Sculpture after 1850
Danish sculpture after Thorvaldsen and Neo-Classicism
The founder of the Glyptotek, the brewing magnate Carl Jacobsen (1842-1914), was deeply interested in the sculpture of his day and wanted the Glyptotek to be an exhibition showcase for the best sculptors of the age. This desire was realised as a great collection of works created by the Thorvaldsen pupils Freund, Bissen and Jerichau.
The collection demonstrates a quest for new ideals and standards both in terms of motifs and the treatment of forms in sculpture. The legacy of the internationally renowned Thorvaldsen may have felt too heavy to lift, but the result is fascinating.

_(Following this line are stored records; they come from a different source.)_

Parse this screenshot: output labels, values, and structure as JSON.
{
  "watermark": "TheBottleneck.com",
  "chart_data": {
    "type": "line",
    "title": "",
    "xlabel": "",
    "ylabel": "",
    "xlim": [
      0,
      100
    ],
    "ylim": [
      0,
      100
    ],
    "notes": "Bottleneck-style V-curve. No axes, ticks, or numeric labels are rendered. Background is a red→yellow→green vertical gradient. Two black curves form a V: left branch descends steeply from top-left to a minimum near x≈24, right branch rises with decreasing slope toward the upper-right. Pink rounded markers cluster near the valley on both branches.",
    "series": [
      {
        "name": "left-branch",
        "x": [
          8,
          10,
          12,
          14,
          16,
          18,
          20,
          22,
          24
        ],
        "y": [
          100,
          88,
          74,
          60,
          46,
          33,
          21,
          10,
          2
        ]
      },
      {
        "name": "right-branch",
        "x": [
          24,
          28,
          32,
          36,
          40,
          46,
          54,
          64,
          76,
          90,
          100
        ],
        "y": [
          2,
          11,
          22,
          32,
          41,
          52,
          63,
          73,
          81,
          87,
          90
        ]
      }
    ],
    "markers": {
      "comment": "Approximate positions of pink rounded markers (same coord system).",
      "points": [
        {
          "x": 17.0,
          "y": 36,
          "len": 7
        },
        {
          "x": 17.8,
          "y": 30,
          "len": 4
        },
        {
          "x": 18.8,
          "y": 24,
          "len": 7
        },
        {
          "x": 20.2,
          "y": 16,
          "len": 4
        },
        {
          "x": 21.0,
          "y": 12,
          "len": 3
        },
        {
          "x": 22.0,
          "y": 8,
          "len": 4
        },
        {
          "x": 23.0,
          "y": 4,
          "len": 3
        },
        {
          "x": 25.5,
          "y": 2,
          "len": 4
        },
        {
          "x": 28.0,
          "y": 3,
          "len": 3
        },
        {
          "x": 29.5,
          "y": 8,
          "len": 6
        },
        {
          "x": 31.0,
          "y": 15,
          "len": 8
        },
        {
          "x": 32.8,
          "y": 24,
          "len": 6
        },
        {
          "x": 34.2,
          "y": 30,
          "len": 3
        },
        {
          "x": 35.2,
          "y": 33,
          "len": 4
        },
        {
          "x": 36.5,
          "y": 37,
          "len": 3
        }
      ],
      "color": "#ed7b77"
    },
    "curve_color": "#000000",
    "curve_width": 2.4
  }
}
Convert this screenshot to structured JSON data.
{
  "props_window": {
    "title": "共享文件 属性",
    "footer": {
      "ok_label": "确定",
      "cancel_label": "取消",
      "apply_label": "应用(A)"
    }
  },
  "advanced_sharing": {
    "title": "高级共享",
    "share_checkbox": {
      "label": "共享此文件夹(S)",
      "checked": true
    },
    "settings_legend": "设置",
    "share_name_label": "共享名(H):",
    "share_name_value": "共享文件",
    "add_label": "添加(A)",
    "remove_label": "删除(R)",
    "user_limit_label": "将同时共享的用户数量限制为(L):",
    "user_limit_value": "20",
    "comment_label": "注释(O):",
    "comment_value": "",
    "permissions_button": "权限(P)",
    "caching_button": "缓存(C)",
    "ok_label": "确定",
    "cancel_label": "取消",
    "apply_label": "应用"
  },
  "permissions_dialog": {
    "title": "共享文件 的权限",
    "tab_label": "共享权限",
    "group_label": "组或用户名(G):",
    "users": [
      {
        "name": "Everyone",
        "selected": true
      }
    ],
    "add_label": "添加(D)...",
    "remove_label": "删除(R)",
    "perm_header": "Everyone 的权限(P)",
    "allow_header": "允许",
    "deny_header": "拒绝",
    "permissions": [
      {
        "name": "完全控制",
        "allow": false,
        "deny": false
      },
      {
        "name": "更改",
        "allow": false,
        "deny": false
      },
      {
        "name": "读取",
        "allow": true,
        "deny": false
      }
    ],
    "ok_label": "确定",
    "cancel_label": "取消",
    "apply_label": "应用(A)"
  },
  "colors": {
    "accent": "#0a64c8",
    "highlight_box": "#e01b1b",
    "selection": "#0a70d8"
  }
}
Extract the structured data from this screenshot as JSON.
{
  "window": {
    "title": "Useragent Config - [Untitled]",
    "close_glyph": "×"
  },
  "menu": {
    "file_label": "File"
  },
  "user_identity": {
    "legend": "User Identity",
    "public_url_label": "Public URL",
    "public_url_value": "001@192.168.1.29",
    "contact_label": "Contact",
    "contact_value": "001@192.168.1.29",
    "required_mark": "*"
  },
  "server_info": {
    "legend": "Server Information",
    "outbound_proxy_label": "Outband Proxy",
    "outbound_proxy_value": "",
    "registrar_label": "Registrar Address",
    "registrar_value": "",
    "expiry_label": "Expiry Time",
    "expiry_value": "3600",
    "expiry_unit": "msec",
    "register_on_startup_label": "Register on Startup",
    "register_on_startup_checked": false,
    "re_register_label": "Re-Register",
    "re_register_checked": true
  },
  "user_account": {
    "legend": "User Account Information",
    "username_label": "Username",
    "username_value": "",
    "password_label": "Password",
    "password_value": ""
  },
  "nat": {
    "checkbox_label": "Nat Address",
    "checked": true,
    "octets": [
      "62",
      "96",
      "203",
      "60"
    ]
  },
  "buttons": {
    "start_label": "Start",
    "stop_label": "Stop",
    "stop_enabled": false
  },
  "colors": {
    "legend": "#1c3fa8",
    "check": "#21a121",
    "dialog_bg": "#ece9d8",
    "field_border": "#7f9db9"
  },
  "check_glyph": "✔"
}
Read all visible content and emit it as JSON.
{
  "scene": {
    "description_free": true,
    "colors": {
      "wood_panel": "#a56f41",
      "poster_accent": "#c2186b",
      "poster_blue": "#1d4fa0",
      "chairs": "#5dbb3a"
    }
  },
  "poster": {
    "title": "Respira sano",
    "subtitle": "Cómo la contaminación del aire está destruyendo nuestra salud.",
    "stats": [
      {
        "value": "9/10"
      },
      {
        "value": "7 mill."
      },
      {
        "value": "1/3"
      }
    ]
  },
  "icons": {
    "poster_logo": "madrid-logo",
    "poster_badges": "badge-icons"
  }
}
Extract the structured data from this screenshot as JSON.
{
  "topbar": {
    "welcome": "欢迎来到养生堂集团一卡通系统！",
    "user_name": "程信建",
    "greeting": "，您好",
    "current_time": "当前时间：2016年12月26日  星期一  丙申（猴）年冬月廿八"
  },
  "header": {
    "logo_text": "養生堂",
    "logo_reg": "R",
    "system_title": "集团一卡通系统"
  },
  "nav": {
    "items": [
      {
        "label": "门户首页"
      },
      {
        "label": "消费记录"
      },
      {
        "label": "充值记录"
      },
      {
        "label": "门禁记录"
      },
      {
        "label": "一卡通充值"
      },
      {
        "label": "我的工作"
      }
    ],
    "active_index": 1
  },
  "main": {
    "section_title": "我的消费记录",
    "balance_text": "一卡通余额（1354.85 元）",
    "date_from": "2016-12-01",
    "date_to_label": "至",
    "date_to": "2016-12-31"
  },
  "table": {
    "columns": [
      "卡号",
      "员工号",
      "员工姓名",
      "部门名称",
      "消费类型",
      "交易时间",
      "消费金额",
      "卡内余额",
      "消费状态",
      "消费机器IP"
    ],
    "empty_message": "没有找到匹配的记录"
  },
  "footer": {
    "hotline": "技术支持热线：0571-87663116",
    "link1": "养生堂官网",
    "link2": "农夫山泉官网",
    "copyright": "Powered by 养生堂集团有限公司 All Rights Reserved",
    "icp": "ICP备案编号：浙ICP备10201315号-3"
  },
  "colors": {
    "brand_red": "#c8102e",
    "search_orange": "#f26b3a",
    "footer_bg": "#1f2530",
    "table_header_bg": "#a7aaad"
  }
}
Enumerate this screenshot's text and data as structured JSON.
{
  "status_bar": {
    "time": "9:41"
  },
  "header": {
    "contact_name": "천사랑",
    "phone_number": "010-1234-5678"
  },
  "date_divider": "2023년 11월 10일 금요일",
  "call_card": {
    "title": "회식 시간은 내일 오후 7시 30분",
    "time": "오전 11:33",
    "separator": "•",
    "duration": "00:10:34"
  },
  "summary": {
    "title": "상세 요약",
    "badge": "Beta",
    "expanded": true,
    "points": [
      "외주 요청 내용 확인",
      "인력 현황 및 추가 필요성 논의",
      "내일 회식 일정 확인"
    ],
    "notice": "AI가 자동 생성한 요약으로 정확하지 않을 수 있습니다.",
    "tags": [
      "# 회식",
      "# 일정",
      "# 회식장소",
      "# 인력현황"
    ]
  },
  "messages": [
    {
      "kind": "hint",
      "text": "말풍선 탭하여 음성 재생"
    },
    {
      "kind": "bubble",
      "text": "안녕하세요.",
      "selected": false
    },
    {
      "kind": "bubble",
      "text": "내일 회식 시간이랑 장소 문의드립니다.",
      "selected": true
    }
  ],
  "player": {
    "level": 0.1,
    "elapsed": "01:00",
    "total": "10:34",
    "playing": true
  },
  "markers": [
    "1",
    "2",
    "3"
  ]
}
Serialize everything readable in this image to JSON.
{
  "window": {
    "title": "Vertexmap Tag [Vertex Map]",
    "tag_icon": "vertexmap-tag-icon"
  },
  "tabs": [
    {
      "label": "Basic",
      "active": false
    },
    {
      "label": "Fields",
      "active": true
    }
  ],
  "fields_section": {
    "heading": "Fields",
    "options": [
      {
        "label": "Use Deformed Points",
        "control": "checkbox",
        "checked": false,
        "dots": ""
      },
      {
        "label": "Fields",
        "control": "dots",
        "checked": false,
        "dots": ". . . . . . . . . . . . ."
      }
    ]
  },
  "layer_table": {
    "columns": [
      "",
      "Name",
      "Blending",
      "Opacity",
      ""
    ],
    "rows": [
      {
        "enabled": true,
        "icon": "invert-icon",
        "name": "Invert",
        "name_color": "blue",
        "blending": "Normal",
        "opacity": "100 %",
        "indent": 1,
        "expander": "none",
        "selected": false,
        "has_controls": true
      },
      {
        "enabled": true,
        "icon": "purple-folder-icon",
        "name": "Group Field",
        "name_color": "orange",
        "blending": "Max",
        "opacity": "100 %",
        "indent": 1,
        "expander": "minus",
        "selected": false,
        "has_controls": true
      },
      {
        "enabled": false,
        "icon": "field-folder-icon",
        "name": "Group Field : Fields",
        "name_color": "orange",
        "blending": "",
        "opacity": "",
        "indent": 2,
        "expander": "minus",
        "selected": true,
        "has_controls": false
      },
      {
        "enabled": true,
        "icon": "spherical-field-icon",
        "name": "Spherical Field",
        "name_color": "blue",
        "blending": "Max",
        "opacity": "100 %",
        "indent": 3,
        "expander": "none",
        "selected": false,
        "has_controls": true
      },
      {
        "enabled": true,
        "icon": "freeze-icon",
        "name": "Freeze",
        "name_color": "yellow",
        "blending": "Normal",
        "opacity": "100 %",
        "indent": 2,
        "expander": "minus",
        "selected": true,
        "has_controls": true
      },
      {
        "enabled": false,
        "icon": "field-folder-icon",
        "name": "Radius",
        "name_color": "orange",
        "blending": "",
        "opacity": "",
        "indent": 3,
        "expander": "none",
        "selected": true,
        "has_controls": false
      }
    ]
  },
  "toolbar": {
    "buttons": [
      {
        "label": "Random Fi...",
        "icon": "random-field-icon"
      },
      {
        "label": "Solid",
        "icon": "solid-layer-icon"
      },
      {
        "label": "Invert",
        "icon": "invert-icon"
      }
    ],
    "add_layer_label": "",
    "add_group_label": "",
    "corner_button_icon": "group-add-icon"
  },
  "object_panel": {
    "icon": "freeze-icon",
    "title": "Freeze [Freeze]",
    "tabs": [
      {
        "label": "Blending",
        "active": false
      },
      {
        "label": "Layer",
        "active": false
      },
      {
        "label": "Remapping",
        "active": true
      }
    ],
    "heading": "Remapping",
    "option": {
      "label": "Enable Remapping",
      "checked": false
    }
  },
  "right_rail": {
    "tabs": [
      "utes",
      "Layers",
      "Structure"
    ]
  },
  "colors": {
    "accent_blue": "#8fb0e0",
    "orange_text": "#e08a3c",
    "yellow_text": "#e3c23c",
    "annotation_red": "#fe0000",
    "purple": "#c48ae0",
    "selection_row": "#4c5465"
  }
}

The human body in clay, plaster and wood offers a retelling of Norse mythology and biblical morality in art, but social realism also features as a motif. Form and content approach each other in a spiralling symbolism with credible representations of human destinies rendered in the gestures and poses of sculpture. Dramatically wrenched bodies, faces full of expression and a sensuous nudity herald the beginning of modern sculpture in Denmark.